Product development specialists sign “employment agreements” that state quite clearly that all patentable inventions they produce are the property of their employers. As a consequence, electronics companies from the largest to the smallest produce patents at a rate of one for every 100 employees per year.
This may seem irrelevant to the insurance industry, but consider this: The most prolific insurance inventor is IBM. (Examples of recent IBM insurance patents and patent applications include US 5,970,464 “Data mining based underwriting profitability analysis” and US20010023404A1, “Technique for generating insurance premium quotes by multiple insurance vendors in response to a single user request.”)
In contrast, how many insurance industry employers expect their employees to sign employment contracts requiring them to assign ownership of their inventions to the company or requiring nondisclosure of proprietary material? An employment contract of any kind is rare in the insurance business.
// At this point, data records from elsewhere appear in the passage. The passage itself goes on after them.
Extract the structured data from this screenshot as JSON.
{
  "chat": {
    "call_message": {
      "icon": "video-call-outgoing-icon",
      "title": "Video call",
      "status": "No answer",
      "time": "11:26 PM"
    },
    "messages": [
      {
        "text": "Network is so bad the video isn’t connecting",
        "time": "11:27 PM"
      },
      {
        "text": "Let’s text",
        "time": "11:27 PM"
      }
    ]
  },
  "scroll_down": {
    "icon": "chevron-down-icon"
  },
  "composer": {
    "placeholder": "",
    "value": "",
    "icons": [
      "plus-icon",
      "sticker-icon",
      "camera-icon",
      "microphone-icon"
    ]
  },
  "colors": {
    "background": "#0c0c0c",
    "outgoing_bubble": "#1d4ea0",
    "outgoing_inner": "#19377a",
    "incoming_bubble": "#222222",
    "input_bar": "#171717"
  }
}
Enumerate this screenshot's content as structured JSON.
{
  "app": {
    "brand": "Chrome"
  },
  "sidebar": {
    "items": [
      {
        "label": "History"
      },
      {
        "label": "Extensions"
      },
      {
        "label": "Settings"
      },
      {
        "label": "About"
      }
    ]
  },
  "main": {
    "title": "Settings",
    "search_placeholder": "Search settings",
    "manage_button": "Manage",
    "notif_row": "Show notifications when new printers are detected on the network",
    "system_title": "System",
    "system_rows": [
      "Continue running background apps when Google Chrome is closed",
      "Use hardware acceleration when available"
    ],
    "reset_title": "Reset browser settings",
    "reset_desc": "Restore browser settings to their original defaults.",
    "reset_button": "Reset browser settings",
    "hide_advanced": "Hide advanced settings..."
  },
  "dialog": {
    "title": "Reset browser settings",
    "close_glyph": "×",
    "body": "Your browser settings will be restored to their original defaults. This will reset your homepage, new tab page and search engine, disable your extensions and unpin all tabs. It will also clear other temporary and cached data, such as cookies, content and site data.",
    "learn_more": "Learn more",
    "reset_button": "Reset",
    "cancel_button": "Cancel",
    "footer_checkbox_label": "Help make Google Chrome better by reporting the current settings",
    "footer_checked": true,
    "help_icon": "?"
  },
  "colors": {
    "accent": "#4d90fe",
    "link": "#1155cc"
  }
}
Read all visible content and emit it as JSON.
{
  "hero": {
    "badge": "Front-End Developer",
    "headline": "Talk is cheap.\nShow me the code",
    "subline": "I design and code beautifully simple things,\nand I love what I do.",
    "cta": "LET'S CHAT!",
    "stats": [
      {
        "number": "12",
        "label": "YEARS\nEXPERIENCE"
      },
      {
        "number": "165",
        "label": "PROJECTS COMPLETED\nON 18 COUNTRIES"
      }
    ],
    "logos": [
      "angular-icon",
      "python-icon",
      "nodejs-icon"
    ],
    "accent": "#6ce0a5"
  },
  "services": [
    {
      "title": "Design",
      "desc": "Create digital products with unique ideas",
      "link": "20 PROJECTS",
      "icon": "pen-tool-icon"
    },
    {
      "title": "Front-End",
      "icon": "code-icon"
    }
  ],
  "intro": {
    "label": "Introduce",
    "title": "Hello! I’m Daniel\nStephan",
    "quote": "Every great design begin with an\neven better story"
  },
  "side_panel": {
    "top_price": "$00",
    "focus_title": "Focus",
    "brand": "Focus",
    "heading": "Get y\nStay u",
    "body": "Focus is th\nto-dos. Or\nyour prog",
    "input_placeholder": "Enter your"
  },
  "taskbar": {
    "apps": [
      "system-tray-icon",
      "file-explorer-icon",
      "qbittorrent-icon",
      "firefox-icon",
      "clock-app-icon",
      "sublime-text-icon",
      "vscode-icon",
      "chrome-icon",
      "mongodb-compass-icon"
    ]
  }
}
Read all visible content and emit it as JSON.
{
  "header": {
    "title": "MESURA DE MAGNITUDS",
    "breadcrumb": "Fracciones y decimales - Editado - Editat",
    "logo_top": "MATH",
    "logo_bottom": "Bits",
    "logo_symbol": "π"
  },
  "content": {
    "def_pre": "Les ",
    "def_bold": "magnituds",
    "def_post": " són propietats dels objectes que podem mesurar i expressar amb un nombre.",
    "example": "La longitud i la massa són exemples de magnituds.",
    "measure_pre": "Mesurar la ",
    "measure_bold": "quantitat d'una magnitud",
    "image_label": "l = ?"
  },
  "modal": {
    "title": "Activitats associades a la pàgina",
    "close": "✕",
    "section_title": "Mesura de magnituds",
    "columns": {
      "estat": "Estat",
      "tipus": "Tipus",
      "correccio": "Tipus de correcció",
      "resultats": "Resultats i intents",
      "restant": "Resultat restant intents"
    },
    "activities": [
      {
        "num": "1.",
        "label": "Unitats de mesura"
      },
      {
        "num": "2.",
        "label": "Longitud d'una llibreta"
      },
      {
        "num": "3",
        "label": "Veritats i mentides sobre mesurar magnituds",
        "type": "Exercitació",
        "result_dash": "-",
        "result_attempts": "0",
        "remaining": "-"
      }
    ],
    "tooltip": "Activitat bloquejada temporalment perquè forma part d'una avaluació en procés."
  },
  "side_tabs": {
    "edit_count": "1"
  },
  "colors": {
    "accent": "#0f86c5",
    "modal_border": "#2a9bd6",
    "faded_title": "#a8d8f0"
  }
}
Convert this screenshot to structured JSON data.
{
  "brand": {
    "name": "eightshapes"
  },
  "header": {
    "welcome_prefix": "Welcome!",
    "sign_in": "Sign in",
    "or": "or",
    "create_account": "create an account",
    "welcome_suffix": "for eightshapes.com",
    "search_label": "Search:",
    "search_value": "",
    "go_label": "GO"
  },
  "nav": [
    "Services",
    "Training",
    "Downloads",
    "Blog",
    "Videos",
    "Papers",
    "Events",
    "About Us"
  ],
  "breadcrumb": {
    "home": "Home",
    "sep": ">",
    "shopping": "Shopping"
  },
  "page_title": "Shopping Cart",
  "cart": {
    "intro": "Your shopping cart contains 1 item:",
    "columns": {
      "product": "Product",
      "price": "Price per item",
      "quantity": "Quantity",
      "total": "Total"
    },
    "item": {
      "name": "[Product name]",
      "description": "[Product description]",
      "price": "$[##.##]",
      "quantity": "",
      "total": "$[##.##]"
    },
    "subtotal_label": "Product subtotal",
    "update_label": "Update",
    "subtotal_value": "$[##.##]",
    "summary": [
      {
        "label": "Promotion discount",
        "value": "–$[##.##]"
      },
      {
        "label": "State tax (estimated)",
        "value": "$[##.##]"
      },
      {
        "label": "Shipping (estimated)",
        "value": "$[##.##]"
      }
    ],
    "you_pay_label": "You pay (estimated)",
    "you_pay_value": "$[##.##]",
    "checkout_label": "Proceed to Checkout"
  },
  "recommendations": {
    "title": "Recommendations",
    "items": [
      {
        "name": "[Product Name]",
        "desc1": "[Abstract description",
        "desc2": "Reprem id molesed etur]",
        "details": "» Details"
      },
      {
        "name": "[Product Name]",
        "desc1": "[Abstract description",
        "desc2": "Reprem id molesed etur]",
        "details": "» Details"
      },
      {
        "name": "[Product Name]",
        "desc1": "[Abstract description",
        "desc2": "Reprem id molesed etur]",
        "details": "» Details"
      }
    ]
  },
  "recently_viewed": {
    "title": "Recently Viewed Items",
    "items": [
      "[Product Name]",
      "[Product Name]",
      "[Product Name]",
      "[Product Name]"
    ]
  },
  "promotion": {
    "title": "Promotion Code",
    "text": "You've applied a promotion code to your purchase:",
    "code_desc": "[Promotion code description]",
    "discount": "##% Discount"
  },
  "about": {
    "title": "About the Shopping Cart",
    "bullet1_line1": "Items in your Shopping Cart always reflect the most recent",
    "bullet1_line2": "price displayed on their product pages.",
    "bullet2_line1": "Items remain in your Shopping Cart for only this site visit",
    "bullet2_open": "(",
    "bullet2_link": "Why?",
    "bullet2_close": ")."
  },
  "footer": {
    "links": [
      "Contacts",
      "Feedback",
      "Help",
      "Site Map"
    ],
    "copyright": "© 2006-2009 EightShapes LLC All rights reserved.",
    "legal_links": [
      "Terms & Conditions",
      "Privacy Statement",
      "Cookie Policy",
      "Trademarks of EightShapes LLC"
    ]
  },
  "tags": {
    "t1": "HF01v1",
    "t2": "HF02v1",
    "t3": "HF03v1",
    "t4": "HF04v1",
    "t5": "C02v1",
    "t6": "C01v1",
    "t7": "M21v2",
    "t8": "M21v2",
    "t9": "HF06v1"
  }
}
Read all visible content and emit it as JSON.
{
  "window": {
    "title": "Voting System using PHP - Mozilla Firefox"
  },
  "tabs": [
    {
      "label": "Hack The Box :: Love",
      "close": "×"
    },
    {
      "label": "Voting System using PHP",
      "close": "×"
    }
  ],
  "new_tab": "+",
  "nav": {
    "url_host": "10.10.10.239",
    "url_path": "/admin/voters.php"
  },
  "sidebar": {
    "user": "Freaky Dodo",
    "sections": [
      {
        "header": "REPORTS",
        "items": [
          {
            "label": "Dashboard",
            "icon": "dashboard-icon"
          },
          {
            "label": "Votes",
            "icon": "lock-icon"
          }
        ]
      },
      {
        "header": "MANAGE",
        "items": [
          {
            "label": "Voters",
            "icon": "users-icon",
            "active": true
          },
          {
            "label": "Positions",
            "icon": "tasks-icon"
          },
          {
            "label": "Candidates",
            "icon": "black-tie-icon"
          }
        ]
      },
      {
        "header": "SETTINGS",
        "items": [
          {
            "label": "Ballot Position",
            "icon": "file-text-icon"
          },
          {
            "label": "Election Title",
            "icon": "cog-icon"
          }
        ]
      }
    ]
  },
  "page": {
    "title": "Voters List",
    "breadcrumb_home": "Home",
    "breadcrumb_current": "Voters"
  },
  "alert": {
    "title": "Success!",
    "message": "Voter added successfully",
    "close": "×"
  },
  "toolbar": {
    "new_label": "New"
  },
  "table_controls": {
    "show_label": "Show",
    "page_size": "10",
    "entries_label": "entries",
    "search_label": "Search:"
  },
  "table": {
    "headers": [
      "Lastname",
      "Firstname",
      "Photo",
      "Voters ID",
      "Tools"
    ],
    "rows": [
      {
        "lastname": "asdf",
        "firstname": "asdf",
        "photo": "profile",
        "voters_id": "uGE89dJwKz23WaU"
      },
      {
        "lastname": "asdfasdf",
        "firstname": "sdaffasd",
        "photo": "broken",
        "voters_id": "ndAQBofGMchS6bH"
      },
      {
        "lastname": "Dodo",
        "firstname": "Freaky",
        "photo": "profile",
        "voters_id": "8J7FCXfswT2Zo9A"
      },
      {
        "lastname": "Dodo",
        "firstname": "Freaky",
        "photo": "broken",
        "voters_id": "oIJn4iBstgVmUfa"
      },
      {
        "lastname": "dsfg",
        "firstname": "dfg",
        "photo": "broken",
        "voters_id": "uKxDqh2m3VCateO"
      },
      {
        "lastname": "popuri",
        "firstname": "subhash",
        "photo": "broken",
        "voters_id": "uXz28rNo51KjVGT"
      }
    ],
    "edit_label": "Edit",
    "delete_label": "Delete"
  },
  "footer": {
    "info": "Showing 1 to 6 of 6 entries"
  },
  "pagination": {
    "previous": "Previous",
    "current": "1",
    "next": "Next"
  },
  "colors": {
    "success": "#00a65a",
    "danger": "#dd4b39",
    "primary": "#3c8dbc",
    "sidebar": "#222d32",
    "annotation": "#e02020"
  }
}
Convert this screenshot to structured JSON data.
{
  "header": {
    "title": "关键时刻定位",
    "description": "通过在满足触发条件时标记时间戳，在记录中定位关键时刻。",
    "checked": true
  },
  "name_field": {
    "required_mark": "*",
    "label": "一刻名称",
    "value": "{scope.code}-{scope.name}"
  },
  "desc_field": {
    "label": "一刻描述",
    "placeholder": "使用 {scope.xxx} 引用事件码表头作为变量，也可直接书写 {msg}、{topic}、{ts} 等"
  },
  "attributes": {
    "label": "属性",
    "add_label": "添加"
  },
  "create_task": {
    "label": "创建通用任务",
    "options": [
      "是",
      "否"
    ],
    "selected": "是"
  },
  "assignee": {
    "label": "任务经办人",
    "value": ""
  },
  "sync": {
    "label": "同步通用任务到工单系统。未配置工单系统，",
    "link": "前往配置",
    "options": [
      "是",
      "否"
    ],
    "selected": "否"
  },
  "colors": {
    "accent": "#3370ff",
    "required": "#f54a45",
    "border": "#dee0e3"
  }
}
It is more likely that a software vendor serving the insurance industry would have anticipated the possible inventive efforts of their employees and made provisions for it.
And, while insurance agents have contracts, those contracts deal primarily with the compensation the agent will receive for their sales efforts and may set sales performance standards that must be met. In any event, insurance agents are, typically, not employees of the insurance companies they represent. Therefore, one presumes, they are not obligated in any way to share their inventiveness with anyone. Clearly, agent contracts spell out that insurance agents are being paid to sell insurance–period.
The innovators in the insurance industry who will force companies to modify their product development business model come from everywhere. Some are agents who devise new illustration concepts. Some are advanced marketing specialists who perceive an unfilled product niche. Some are attorneys whose skills allow them to fit insurance products into unique tax-planning scenarios. Some are risk specialists who devise interesting new ways to evaluate and underwrite risk. Some are actuaries whose skills and training allow them to adapt technical processes to new and useful ends.
The bottom line is that insurers and their agents must be prepared to succeed and be profitable in a new environment in which intellectual property will be protected by more than just a trademark or a copyright.
Next week: Part 2: Competing in a patent-rich environment.
Tom Bakos, FSA, MAAA, is a consulting actuary with Tom Bakos Consulting Inc., Ridgway, Colo. He can be reached via e-mail at tbakos@BakosEnterprises.com. Mark Nowotarski is with Markets, Patents & Alliances, Stamford, Conn. He can be reached at mnowotarski@markets&patents.com.
Reproduced from National Underwriter Edition, March 17, 2003. Copyright 2003 by The National Underwriter Company in the serial publication. All rights reserved. Copyright in this article as an independent work may be held by the author.